US President Barack Obama’s military commanders have said he ignored their advice for a more modest drawdown from Afghanistan and warned his decision carries risks for the war effort.
Both General David Petraeus and Admiral Mike Mullen, the chairman of the Joint Chiefs of Staff, said Obama’s plan to withdraw 33,000 surge troops by the end of next summer was more “aggressive” than they had recommended.
Asked by Senator Carl Levin if he was prepared to resign over the war policy, Petraeus said: “I don’t think it’s the place for the commander to consider that kind of step unless you are in a very, very dire situation.”
Petraeus, who indicated that he had received emails suggesting he should quit in protest, said: “This is an important decision, it is again a more aggressive approach than the chairman (Admiral Mullen), (Central Command chief General James) Mattis and I would have, indeed certainly, put forward.
“But this is not something where one hangs up the uniform in protest or something like that.”
The four-star general, who is due to step down in weeks as Obama’s top commander in the fight against the Taliban-led insurgency and take over as CIA director, is credited by many as having salvaged the war in Iraq.
His testimony in Congress provided more ammunition to Obama’s critics on the right who accuse the president of approving an overly hasty withdrawal plan for political motives ahead of presidential elections in 2012.
Defense Secretary Robert Gates, in an interview with AFP, endorsed Obama’s plan but acknowledged that waning political support for the grinding counter-insurgency campaign was an important factor in the decision.
The “advantages and disadvantages” of a range of options were debated at three White House meetings, including “not only the situation on the ground in Afghanistan but also political sustainability here at home,” Gates said.
He suggested Petraeus had advocated a slower timetable with more troops in place through next summer’s fighting season.
“Obviously he had preferred options that gave more time,” said Gates, who according to some reports brokered the compromise drawdown plan.
The military’s top officer, Mullen, offered a qualified endorsement of Obama’s decision, telling lawmakers that he had initially favored a more modest drawdown.
Mullen said “the president’s decisions are more aggressive and incur more risk than I was originally prepared to accept.”
But he said that keeping more forces in place also carried risks, including enabling Kabul to become more dependent on the American military presence.
“Let me be candid, however.

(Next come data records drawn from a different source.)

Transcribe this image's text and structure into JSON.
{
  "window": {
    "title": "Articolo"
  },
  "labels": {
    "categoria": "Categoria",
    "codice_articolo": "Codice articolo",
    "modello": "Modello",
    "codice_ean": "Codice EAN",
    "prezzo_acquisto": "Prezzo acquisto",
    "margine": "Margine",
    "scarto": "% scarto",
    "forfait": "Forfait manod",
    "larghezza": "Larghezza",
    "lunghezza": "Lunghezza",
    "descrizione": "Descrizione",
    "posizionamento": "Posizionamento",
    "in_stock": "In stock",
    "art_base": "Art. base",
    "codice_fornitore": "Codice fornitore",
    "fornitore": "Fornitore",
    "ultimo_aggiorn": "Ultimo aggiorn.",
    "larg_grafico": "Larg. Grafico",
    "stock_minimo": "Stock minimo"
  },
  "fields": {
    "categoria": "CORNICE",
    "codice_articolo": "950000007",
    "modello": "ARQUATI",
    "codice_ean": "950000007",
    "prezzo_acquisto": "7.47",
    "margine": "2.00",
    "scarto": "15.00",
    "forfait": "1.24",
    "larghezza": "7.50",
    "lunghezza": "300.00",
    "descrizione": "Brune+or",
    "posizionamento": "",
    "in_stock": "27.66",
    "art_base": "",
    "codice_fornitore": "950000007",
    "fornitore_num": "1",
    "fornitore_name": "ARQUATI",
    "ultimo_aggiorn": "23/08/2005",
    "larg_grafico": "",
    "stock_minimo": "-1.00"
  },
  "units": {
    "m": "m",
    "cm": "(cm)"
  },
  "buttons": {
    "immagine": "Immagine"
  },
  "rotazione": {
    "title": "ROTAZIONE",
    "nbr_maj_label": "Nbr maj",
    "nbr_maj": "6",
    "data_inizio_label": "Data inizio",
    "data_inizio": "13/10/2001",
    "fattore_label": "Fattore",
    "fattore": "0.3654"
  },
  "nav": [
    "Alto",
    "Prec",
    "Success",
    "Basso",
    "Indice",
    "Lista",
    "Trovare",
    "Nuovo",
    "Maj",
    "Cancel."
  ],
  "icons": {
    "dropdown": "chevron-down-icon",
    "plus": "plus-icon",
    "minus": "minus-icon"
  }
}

No commander ever wants to sacrifice fighting power in the middle of a war.
“And no decision to demand that sacrifice is ever without risk,” he warned.

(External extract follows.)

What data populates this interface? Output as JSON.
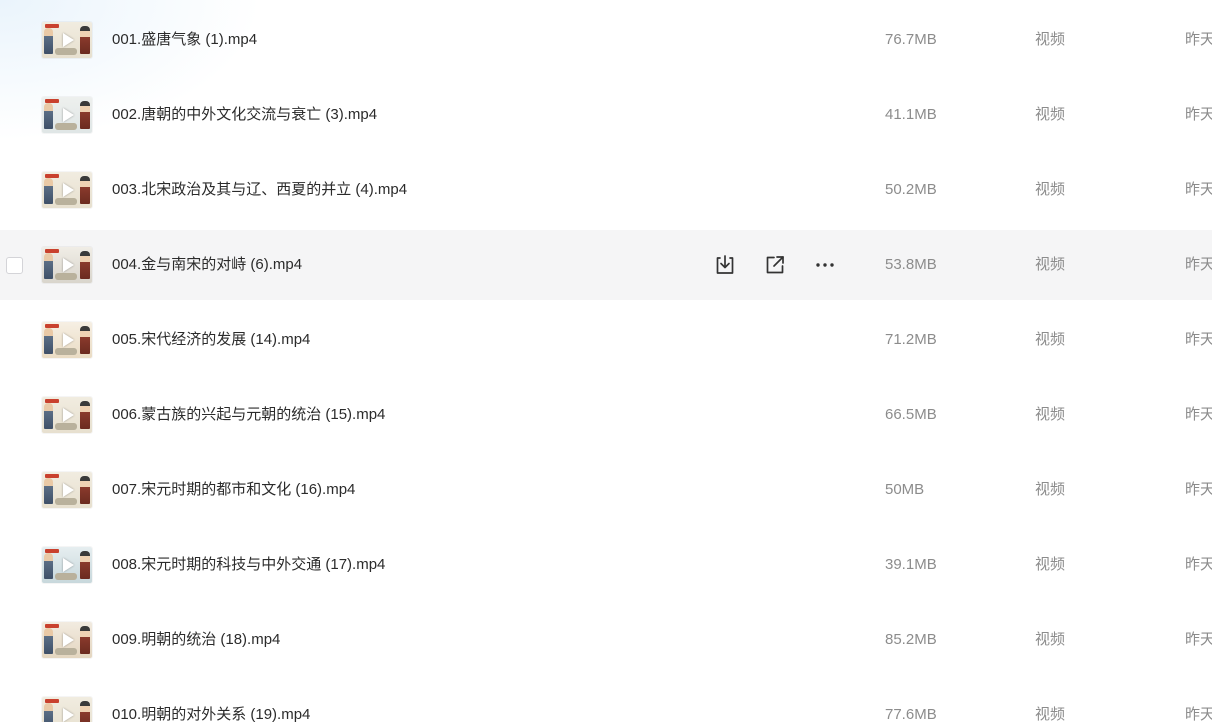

Both Mullen and Petraeus said the president had to take into account other considerations beyond military conditions, a clear reference to political and fiscal pressures.
The American public is increasingly impatient with a war that has dragged on nearly a decade. In a new Pew Research Center poll, 56 percent of respondents — the highest ever — said American troops should be brought home as soon as possible.
White House officials insist Obama’s move was based on military strategy — not politics — and that progress on the battlefield and the killing of Al-Qaeda leader Osama bin Laden had made the drawdown possible.
Petraeus promised the military nevertheless would carry out Obama’s plan, saying it is “the responsibility, needless to say, of those in uniform to salute smartly and to do everything possible to execute it.”